12,000

We have over 12,000 students, from over 100 countries, within one of the safest campuses in the UK

93%

93% of Lancaster students go into work or further study within six months of graduating

Home > Research > Publications & Outputs > Applied Linguists and Institutions of Opinion
View graph of relations

« Back

Applied Linguists and Institutions of Opinion

Research output: Contribution to journalJournal article

Published

Journal publication date2005
JournalApplied Linguistics
Journal number4
Volume26
Number of pages18
Pages527-544
Original languageEnglish

Abstract

Public opinion research is not an area that has received much attention from applied linguists. But language lies at the heart of the procedures used to define, elicit, and report opinions, whether through such methods as polling, interviews, and focus groups, or through the less obvious channels of vox pop interviews, letters to the editor, radio phone-ins, or public hearings. In this paper I consider ways in which work in language studies—by linguists, conversation analysts, and social psychologists—might help us understand, improve, or question these procedures, and also give a new perspective on what opinions are. The relation of this new perspective to existing knowledge of academic and professional practitioners in the field may have parallels in other applications where applied linguists encounter experienced professionals and large organizations. Institutions of opinion feed back into political processes, so it is important that we consider them, not only as researchers and professionals, but also as citizens.

Bibliographic note

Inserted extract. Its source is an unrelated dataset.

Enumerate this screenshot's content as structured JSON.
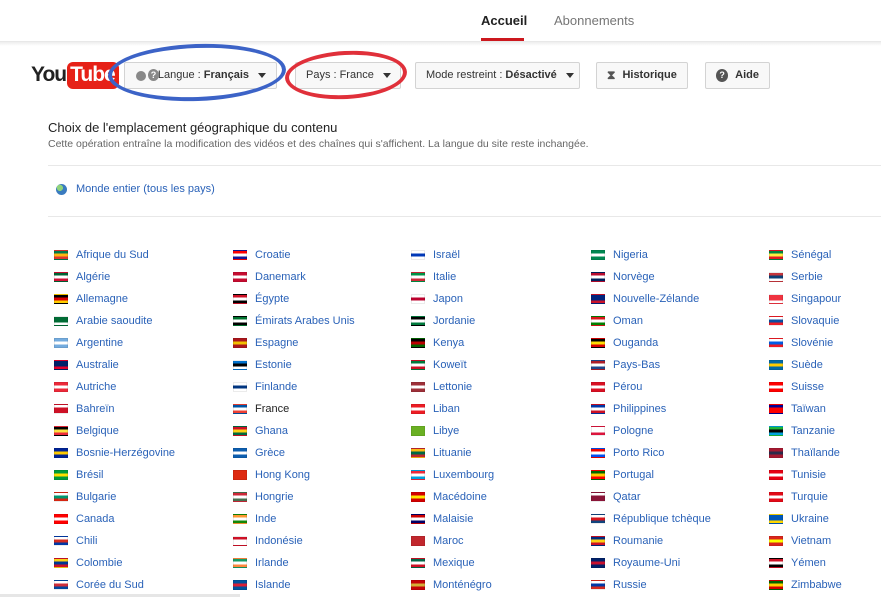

This is a pre-copy-editing, author-produced PDF of an article accepted for publication in Applied Linguistics following peer review. The definitive publisher-authenticated version is available online at: http://applij.oxfordjournals.org/cgi/content/abstract/26/4/527